== Segment start ==

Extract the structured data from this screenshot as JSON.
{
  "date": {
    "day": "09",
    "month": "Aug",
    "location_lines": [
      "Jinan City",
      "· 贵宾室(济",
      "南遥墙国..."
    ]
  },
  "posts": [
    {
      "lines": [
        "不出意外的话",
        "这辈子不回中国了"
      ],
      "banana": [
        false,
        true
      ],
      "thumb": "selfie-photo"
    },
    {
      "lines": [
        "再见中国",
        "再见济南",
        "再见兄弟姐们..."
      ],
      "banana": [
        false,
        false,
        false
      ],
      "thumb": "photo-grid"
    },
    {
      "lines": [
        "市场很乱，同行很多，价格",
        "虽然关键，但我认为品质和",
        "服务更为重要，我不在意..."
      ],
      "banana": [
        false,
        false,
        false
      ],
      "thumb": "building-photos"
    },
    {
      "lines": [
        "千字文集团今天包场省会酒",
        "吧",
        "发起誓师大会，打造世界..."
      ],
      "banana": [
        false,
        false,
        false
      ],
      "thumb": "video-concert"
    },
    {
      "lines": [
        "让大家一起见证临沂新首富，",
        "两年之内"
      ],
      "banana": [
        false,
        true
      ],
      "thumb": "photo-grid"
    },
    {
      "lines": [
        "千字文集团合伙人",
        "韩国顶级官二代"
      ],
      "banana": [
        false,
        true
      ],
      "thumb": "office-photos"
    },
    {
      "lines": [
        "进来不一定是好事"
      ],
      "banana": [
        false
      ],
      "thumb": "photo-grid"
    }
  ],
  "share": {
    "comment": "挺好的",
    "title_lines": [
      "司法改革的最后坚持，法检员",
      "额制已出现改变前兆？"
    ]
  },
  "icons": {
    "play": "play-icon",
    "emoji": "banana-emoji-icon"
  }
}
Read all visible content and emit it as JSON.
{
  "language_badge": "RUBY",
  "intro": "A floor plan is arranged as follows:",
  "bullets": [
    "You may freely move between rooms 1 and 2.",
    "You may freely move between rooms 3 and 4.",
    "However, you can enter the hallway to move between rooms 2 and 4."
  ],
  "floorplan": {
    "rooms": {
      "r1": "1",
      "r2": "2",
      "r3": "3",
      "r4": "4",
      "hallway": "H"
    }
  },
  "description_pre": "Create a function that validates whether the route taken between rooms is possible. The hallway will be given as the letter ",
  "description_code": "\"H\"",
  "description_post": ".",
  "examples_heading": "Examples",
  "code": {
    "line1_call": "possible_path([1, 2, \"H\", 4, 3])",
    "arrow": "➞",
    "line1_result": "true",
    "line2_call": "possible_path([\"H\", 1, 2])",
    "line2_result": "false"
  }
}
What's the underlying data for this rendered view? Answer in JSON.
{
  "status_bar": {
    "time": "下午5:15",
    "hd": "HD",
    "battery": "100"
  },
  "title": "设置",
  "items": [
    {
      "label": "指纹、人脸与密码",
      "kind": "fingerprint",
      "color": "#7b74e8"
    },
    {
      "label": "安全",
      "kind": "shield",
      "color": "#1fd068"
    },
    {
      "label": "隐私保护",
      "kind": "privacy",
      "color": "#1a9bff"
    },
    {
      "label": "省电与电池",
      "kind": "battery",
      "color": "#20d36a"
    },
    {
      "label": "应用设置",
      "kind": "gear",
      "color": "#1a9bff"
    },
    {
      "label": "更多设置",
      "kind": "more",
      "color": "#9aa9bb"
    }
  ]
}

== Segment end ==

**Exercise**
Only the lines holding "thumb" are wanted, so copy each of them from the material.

**Exercise solution**
      "thumb": "selfie-photo"
      "thumb": "photo-grid"
      "thumb": "building-photos"
      "thumb": "video-concert"
      "thumb": "photo-grid"
      "thumb": "office-photos"
      "thumb": "photo-grid"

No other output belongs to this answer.